We truly hope that the Chevrons, despite the fact that a sizeable section of Zimbabweans follow cricket, will keep on brightening our otherwise dull sporting life at the moment given that our football was condemned to the gutter by the Sports and Recreation Commission (SRC).

The Chevrons’ win forces us to revisit the plight of the country’s football and remind SRC that some decisions, if not well thought out, can destroy a whole nation’s morale and sense of nationhood.

In fact, when the various nations arrived last week for the International Cricket Council (ICC) T20 World Cup B 2022 qualifiers in Bulawayo, President Emmerson Mnangagwa welcomed them saying the tournament was an example of “the role sport plays in uniting people from diverse backgrounds as well as the ability to speak to us all in a language we all understand”.

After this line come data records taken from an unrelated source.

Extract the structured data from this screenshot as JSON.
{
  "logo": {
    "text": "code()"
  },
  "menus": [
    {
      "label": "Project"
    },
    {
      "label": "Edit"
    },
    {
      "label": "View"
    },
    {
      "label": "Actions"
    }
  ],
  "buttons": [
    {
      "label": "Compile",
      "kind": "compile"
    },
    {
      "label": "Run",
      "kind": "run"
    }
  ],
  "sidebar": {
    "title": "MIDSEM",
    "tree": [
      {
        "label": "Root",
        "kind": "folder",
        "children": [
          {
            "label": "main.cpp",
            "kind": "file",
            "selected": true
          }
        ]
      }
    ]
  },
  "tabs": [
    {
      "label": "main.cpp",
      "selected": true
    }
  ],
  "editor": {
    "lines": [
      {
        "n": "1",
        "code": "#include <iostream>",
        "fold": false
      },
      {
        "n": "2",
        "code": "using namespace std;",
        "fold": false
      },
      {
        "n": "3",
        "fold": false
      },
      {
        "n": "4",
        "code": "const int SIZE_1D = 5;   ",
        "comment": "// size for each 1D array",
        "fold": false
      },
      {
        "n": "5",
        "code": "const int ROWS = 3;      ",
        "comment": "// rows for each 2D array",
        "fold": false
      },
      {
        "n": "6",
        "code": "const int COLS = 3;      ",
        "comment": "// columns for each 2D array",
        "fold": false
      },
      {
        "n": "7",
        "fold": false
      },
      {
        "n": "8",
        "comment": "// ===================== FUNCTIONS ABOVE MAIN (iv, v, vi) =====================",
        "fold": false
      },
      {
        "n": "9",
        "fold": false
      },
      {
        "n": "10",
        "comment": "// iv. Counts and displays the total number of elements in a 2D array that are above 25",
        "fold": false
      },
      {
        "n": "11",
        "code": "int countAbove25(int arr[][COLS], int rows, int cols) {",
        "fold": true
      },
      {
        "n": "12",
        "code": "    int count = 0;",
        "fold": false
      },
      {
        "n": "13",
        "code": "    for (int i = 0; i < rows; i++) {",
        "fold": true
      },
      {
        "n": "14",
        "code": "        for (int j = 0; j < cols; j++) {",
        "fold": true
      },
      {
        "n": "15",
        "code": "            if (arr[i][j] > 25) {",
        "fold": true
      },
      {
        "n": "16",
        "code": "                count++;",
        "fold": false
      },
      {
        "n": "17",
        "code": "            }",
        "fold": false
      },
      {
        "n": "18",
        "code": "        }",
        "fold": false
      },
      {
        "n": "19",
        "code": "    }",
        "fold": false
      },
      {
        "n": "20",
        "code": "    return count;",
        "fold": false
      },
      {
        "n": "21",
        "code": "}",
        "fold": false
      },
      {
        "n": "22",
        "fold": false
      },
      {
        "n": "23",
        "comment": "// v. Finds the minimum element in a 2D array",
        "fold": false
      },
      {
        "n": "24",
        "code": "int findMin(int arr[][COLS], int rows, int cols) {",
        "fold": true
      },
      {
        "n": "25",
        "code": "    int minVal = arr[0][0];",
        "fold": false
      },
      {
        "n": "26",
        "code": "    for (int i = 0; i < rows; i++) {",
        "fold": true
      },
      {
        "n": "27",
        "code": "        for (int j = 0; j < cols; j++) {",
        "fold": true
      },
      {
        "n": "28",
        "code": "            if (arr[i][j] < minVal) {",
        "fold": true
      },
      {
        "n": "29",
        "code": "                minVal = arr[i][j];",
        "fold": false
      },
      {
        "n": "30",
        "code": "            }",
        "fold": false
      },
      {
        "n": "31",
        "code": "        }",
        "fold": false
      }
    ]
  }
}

It is now more than five months after SRC fired the Zifa board and attracted the ire of Fifa which subsequently banned the country from international football over government interference in the sport. Fifa has been mum and unflinching on its stance that Zimbabwe remains banned until it reinstates the Felton Kwamwendo-led board, making it very clear that until donkeys grow horns Zimbabwe will never be accepted back into the international football family.

We would have thought that if Mnangagwa really appreciates the role sport plays in uniting this very politically-divided nation, he would have taken serious interest in what has happened to our soccer. If his sentiments on the role of sport in uniting Zimbabweans were genuine, he would have by now even made sure that the Zifa board members’ case is fast-tracked at the courts where the SRC hopes to prove its allegations against the fired board members.

Our main point being that waiting for the slow wheels of the country’s justice system to roll on such a critical issue that helps unite us as a people makes many of us doubt Mnangagwa’s commitment to bringing sanity to the world’s most beautiful game.

In fact, as the court case continues to gather dust in remand many will end up believing that indeed government is meddling in the affairs of local football.

It is quite sad that the world out there has so much love for Zimbabwe that they wish we get some of these very things right. An example is the recent Cricket World Cup qualifiers which the ICC gave us to host after the world cricket body suspended the country some time back over SRC interference in cricket.

After the Zimbabwe government accepted its wrongs when it suspended the country’s cricket board, the international cricket community showed its eagerness to help the country develop and popularise cricket by offering it to host the T20 qualifiers.

The same is very possible for soccer, only if the SRC swallows its pride or at least if it quickly proves its case at the courts. But as it is, there is very little hope for the country’s most popular sport, which, unfortunately, can have a detrimental effect on all sports in general.